In Charlotte Brontë's Jane Eyre, Thornfield Hall is home to the novel's Byronic hero, Mr Rochester. It's here that Jane comes to work as a governess to his young ward, Adèle. The house represents a 'field of thorns' that our heroine must traverse, but it's also her first true home and one of the most important settings in the novel. And although Thornfield Hall was a fictitious creation, there's evidence to suggest it was based it on a real place, if not several different places.
I recently had the opportunity to visit North Lees Hall and Norton Conyers, two houses claiming to be the original Thornfield. Both houses boast a connection to the author: Charlotte visited North Lees while staying with her school friend Ellen Nussey in Hathersage and she came to tour Norton Conyers when she was working as a governess in nearby Skipton. And at first glance, both houses match the description in the novel: "It was three stories high, of proportions not vast, though considerable: a gentleman's manor-house, not a nobleman's seat: battlements round the top gave it a picturesque look."
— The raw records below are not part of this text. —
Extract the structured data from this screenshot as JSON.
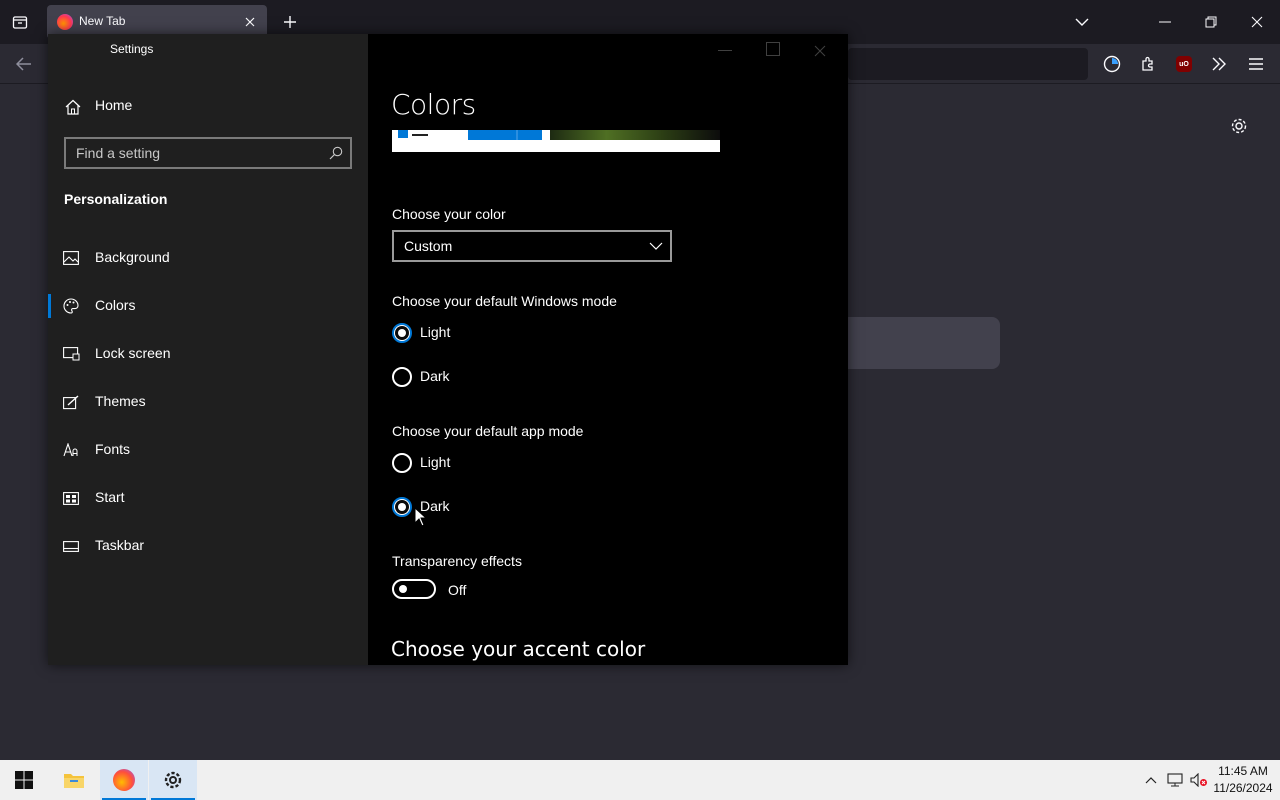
{
  "browser": {
    "tab_title": "New Tab"
  },
  "settings": {
    "window_title": "Settings",
    "home_label": "Home",
    "search_placeholder": "Find a setting",
    "section": "Personalization",
    "nav": [
      {
        "label": "Background",
        "icon": "picture-icon"
      },
      {
        "label": "Colors",
        "icon": "palette-icon",
        "selected": true
      },
      {
        "label": "Lock screen",
        "icon": "lock-screen-icon"
      },
      {
        "label": "Themes",
        "icon": "themes-icon"
      },
      {
        "label": "Fonts",
        "icon": "fonts-icon"
      },
      {
        "label": "Start",
        "icon": "start-icon"
      },
      {
        "label": "Taskbar",
        "icon": "taskbar-icon"
      }
    ]
  },
  "content": {
    "title": "Colors",
    "choose_color_label": "Choose your color",
    "choose_color_value": "Custom",
    "windows_mode_label": "Choose your default Windows mode",
    "windows_mode_options": [
      "Light",
      "Dark"
    ],
    "windows_mode_selected": "Light",
    "app_mode_label": "Choose your default app mode",
    "app_mode_options": [
      "Light",
      "Dark"
    ],
    "app_mode_selected": "Dark",
    "transparency_label": "Transparency effects",
    "transparency_state": "Off",
    "accent_heading": "Choose your accent color"
  },
  "taskbar": {
    "time": "11:45 AM",
    "date": "11/26/2024"
  },
  "colors": {
    "accent": "#0078d7",
    "sidebar_bg": "#1f1f1f",
    "content_bg": "#000000",
    "browser_bg": "#2b2a33"
  }
}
But on further inspection, Norton Conyers seems to match more of the features mentioned in the text: a sunken fence, an area once used as a rookery and most notably, an attic room, where a 'madwoman' was kept in the 18th Century. Just over the battlements on the north side of the house, there's a small, round window belonging to the attic room.
Home to Sir James and Lady Graham, this late medieval manor house has belonged to the noble Graham family since 1624. Not open to the public, the property is currently undergoing major restorations in preparation for a 2013 opening. And it was during some of these recent renovations that workers uncovered a hidden staircase leading to the attic.
The steps lead to the third floor, through a maze of empty attic rooms and to a small room at the back of the house. It's here that a mentally ill woman was kept away from public view. It's not known whether the woman was member of the family or a servant, but the room tells the tragic story of her life.
In the novel, Charlotte Brontë describes Mrs Rochester living in a window-less room, so the Norton Conyers room isn't a perfect match. While visiting the house, Charlotte probably wouldn't have seen the attic, but she would have heard stories of the house's 'madwoman'.